I AM writing with regard to the Wits Vuvuzela article entitled “No Pride at Wits.” Being a critical discourse analyst, I am concerned with the way in which the university student newspaper has reported on Wits Pride – or better failed to do so. To begin with, the first two sentences that open the article are based on factual errors:
1) “Empty lecture rooms.”
The two panel sessions had an attendance of 10-12 people each. Small numbers one might say. Not so much so if compared with the attendance to the lectures delivered by some distinguished scholars who have recently visited Wits University. The more crucial question is whether such small numbers are not so much the result of “lack of visible advertising around campus”, as Wits Vuvuzela journalists put it, but are the effect of homophobia on campus and the unwillingness/shame on the part of many students to publicly engage with sexuality issues.
2) With regard to “lack of visible advertising around campus”, it was difficult to avoid seeing all the posters that Wits Transformation Office hung on all possible notice boards on campus. But of course one’s sight is very selective. Hence the journalists’ failure to see these posters.

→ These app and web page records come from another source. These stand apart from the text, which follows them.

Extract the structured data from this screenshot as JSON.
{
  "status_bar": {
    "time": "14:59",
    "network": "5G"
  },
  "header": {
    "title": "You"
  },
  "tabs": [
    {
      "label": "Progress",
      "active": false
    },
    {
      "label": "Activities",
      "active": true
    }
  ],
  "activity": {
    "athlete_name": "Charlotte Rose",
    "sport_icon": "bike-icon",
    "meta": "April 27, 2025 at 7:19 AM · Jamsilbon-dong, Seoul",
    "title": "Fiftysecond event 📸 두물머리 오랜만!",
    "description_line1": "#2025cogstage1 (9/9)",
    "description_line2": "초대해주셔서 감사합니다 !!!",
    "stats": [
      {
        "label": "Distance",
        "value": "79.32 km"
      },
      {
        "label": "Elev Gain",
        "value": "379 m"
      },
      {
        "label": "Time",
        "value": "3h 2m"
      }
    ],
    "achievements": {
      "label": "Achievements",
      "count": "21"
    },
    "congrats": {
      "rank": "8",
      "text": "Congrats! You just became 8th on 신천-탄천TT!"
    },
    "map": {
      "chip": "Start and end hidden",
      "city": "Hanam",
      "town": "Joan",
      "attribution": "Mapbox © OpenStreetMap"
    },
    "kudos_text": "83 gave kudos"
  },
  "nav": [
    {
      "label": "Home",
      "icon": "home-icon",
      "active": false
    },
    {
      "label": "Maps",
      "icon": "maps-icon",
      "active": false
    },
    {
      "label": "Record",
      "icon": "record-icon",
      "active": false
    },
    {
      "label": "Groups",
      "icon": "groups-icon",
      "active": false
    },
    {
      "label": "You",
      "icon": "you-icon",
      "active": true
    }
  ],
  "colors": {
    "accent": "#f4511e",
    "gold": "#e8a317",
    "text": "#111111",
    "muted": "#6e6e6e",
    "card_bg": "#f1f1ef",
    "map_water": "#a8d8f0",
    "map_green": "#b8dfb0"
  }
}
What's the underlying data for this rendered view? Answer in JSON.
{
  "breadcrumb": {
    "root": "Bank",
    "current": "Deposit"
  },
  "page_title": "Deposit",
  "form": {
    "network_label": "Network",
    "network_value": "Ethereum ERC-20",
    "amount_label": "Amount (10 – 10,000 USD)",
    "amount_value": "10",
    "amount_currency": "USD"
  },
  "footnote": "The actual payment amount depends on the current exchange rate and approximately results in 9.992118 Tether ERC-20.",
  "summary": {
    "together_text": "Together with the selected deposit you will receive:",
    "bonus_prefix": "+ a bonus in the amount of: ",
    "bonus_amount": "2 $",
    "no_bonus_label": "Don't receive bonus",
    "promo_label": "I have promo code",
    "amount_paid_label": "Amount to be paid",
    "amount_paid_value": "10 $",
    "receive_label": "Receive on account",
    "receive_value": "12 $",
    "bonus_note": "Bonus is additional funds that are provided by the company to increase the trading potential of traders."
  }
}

3) “No information tent.” There has been an information desk that has “moved” every day offering information about Pride and sexual health on different campuses.
I am also worried by the reference to queer individuals as “rainbow-wearing”. Whilst this could be read metaphorically, it could also be taken as an example of “othering”, a form of stereotyping that positions sexual minorities as necessarily visibly “different” from their majority counterpart. Finally, titling the article “No pride at Wits” subtly disguises the idea that the lesbian, gay, bisexual, transsexual, intersex and asexual community does not care
Whilst I want to praise Wits Vuvuzela journalists for unveiling sexual harassment at Wits, I am less impressed by the way in which sexual minority issues have been reported on. Blaming the Transformation Office for poor marketing strategies is simply a lie that fails to recognise the success of this year’s Pride. In my view, this article is an example of superficial journalistic practice that is more keen to point fingers at culprits than to offer a balanced reading of social issues.
I am not saying that Wits Pride should not be criticised. I am saying that, if a critique is raised, it should be based on solid grounds as well as address the complexity of the issue of non-normative sexuality at Wits.
I hope that the university management will not be influenced by such reporting.
Wits Pride and the Safe Zone campaign should be given continued support, not least because we are still far from having a “safe campus” where every individual, irrespective of gender and sexuality, can walk without fear of being harassed.
Prof. Tommaso M. Milani
Associate Professor and Head of Department – Linguistics School of Literature, Language and Media
Wits Vuvuzela reponds:
Thank you for the kind words regarding our coverage of sexual harassment on campus.
Wits Vuvuzela reporters saw only about six people in the lecture rooms for Wits Pride events. But whether it was six or 12, you are correct in that the lecture halls were not “empty” as we described. Wits Vuvuzela apologises for the error.
While our reporters did see some of the flyers, we do not agree that – as an advertising campaign – they were very prominent. Our reporters who worked on this article also tried – and failed – to find the information tent. One of our team members, who was not working on the article, did happen to find the tent during the week but did not initially know it was connected to Wits Pride due to a lack of branding.